A transgender middle school athlete won a shot put competition in West Virginia last week, as a slew of female competitors refused to throw and walked off the pitch in protest.

Becky Pepper-Jackson, a 13-year-old boy who identifies as a girl, took first place at the Harrison County Championships on Thursday by a three-foot margin, official records show

The eighth grader finished with a 32-foot-9-inch throw, while the second-place finisher came in at 29 feet and six inches.

Most of the girls did attempt throws, but five brave girls protested the unfairness of a male invading their category by preparing like they were about to throw, then exiting the field. 

Women’s sports advocate Riley Gaines, who was forced to compete against male swimmer Lia Thomas in the 2022 NCAA Championships, praised the middle schoolers for taking a stand.

“It’s a sad day when 13-14yr old girls have to be the adults in the room, but I couldn’t be more inspired by and proud of these girls,” she wrote on X. “Enough is enough.
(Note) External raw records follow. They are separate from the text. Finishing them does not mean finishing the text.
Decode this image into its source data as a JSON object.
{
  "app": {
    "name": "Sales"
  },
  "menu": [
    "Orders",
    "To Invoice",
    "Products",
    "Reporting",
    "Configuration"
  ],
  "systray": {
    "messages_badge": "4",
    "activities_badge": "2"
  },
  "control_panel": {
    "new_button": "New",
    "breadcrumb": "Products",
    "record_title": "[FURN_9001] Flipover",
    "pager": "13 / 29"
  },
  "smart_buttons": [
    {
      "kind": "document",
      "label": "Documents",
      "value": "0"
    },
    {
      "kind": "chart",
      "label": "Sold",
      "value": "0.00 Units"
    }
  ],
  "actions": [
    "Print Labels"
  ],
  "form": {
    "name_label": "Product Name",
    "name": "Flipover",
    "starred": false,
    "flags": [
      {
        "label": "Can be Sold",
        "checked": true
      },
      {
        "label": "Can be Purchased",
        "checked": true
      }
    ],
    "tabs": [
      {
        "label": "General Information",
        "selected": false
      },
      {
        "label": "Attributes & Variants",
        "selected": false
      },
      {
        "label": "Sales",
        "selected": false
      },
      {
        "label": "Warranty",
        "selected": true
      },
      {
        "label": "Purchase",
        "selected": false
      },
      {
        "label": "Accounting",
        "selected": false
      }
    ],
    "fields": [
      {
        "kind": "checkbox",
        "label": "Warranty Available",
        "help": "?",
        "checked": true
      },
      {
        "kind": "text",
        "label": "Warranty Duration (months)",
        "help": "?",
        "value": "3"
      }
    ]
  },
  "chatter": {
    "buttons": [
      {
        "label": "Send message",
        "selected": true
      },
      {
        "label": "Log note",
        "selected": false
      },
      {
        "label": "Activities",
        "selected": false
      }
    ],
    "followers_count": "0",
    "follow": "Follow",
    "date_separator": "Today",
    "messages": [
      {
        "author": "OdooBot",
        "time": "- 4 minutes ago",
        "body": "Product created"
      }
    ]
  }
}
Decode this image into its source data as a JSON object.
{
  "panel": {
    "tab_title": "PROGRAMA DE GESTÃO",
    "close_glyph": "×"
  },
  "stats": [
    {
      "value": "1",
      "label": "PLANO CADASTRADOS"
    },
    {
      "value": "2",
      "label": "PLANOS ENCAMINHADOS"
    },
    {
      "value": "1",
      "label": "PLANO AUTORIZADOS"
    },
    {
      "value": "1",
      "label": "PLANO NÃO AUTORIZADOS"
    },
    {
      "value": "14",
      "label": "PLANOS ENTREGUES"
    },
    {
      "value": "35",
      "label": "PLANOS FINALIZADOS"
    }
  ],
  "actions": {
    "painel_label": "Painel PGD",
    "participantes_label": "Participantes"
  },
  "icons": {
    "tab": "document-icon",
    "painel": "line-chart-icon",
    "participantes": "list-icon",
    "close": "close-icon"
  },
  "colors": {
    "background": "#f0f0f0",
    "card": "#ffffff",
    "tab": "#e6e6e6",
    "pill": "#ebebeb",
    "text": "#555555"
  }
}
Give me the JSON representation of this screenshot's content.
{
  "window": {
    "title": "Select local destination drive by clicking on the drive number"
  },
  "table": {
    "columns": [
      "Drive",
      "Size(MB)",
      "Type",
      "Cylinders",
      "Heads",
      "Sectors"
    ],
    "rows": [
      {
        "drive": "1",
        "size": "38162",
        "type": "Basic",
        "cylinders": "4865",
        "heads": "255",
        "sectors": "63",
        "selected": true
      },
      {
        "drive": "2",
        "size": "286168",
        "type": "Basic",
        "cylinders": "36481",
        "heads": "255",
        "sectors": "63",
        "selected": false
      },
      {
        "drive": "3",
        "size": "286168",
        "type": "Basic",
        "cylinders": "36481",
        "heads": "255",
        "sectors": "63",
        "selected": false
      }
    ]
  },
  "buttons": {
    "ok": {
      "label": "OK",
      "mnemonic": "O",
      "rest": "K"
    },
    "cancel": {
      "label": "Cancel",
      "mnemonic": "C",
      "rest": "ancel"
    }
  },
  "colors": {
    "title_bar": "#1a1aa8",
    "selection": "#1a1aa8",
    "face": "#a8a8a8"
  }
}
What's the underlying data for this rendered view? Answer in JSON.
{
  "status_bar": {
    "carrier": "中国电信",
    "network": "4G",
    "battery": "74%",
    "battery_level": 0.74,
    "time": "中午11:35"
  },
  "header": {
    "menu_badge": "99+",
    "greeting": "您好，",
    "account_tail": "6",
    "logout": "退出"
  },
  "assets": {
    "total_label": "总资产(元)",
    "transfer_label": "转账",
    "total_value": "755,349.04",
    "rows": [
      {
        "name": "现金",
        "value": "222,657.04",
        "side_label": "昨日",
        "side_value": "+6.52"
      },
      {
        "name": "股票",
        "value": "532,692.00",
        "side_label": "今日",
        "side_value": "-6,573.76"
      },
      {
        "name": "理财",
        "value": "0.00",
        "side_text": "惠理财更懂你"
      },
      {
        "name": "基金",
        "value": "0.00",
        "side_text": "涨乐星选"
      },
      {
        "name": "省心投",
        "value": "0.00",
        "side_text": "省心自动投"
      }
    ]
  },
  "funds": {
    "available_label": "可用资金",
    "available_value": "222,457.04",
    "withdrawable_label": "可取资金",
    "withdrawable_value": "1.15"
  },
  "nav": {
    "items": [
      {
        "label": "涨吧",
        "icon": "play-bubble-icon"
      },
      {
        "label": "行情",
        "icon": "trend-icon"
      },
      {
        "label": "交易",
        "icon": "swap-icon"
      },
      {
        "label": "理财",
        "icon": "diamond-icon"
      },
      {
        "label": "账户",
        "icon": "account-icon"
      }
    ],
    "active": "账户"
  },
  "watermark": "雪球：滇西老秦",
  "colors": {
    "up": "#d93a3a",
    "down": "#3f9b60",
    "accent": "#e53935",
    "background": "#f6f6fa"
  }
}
The tide is turning!”

The courageous demonstration came just days after a federal appeals court overturned a West Virginia transgender sports ban, ruling that Pepper-Jackson cannot be banned from competing against girls in schools.

Pepper-Jackson, who has identified as a girl and taken puberty-blocking drugs since the third grade according to the Associated Press, shouldn’t be forced to play against boys, the court found.

Judge Toby Heytens wrote that giving the teen a “choice” between either quitting sports or playing with other males “is no real choice at all.”

“The defendants cannot expect that B.P.J. will countermand her social transition, her medical treatment, and all the work she has done with her schools, teachers, and coaches for nearly half her life by introducing herself to teammates, coaches, and even opponents as a boy,” Heytens wrote.

Biden-appointed Heytens and Obama-appointed Judge Pamela A. Harris outvoted the lone dissenter to rule that the law violates Title IX, which prohibits sex-based discrimination in schools.

West Virginia Attorney General Patrick Morrisey (R), who argued the case on behalf of the state, said he was “deeply disappointed” by the court’s decision.

“I will keep fighting to safeguard Title IX. We must keep working to protect women’s sports so that women’s safety is secured and girls have a truly fair playing field,” the attorney general said, according to NBC News. “We know the law is correct and will use every available tool to defend it.”